WHAT YOU ARE ASKED TO DO – A faithful copy of the entries, without any pictures, is what is needed here.

THE INPUT –
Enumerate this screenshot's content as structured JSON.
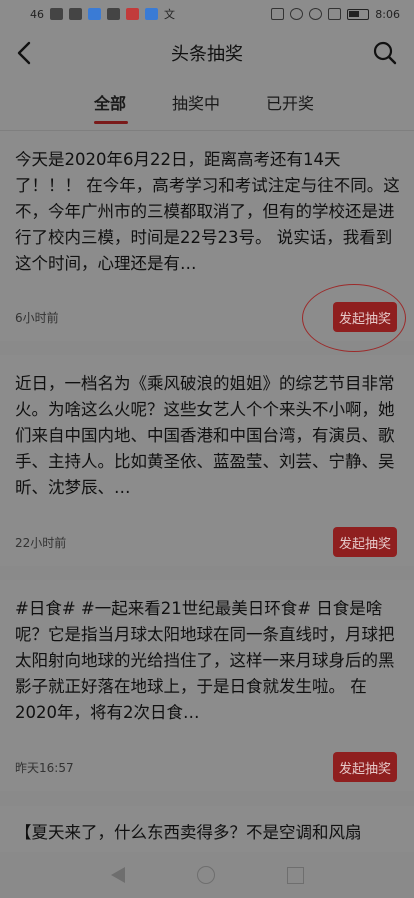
{
  "status_bar": {
    "signal": "46",
    "time": "8:06",
    "text_icon": "文"
  },
  "header": {
    "title": "头条抽奖",
    "back_icon": "chevron-left-icon",
    "search_icon": "search-icon"
  },
  "tabs": [
    {
      "label": "全部",
      "active": true
    },
    {
      "label": "抽奖中",
      "active": false
    },
    {
      "label": "已开奖",
      "active": false
    }
  ],
  "cards": [
    {
      "text": "今天是2020年6月22日，距离高考还有14天了！！！ 在今年，高考学习和考试注定与往不同。这不，今年广州市的三模都取消了，但有的学校还是进行了校内三模，时间是22号23号。 说实话，我看到这个时间，心理还是有…",
      "time": "6小时前",
      "button": "发起抽奖"
    },
    {
      "text": "近日，一档名为《乘风破浪的姐姐》的综艺节目非常火。为啥这么火呢？这些女艺人个个来头不小啊，她们来自中国内地、中国香港和中国台湾，有演员、歌手、主持人。比如黄圣依、蓝盈莹、刘芸、宁静、吴昕、沈梦辰、…",
      "time": "22小时前",
      "button": "发起抽奖"
    },
    {
      "text": "#日食# #一起来看21世纪最美日环食# 日食是啥呢？它是指当月球太阳地球在同一条直线时，月球把太阳射向地球的光给挡住了，这样一来月球身后的黑影子就正好落在地球上，于是日食就发生啦。 在2020年，将有2次日食…",
      "time": "昨天16:57",
      "button": "发起抽奖"
    },
    {
      "text": "【夏天来了，什么东西卖得多？不是空调和风扇",
      "time": "",
      "button": ""
    }
  ],
  "colors": {
    "overlay_bg": "#8c8c8c",
    "accent": "#8f1f1f"
  }
}
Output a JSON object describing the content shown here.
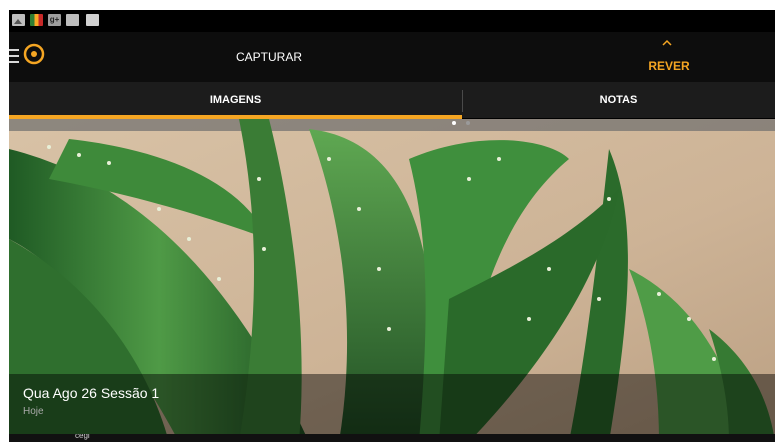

WRITTEN SOLUTION –
Enumerate this screenshot's content as structured JSON.
{
  "status_bar": {
    "signal": "46",
    "time": "8:06",
    "text_icon": "文"
  },
  "header": {
    "title": "头条抽奖",
    "back_icon": "chevron-left-icon",
    "search_icon": "search-icon"
  },
  "tabs": [
    {
      "label": "全部",
      "active": true
    },
    {
      "label": "抽奖中",
      "active": false
    },
    {
      "label": "已开奖",
      "active": false
    }
  ],
  "cards": [
    {
      "text": "今天是2020年6月22日，距离高考还有14天了！！！ 在今年，高考学习和考试注定与往不同。这不，今年广州市的三模都取消了，但有的学校还是进行了校内三模，时间是22号23号。 说实话，我看到这个时间，心理还是有…",
      "time": "6小时前",
      "button": "发起抽奖"
    },
    {
      "text": "近日，一档名为《乘风破浪的姐姐》的综艺节目非常火。为啥这么火呢？这些女艺人个个来头不小啊，她们来自中国内地、中国香港和中国台湾，有演员、歌手、主持人。比如黄圣依、蓝盈莹、刘芸、宁静、吴昕、沈梦辰、…",
      "time": "22小时前",
      "button": "发起抽奖"
    },
    {
      "text": "#日食# #一起来看21世纪最美日环食# 日食是啥呢？它是指当月球太阳地球在同一条直线时，月球把太阳射向地球的光给挡住了，这样一来月球身后的黑影子就正好落在地球上，于是日食就发生啦。 在2020年，将有2次日食…",
      "time": "昨天16:57",
      "button": "发起抽奖"
    },
    {
      "text": "【夏天来了，什么东西卖得多？不是空调和风扇",
      "time": "",
      "button": ""
    }
  ],
  "colors": {
    "overlay_bg": "#8c8c8c",
    "accent": "#8f1f1f"
  }
}
Output a JSON object describing the content shown here.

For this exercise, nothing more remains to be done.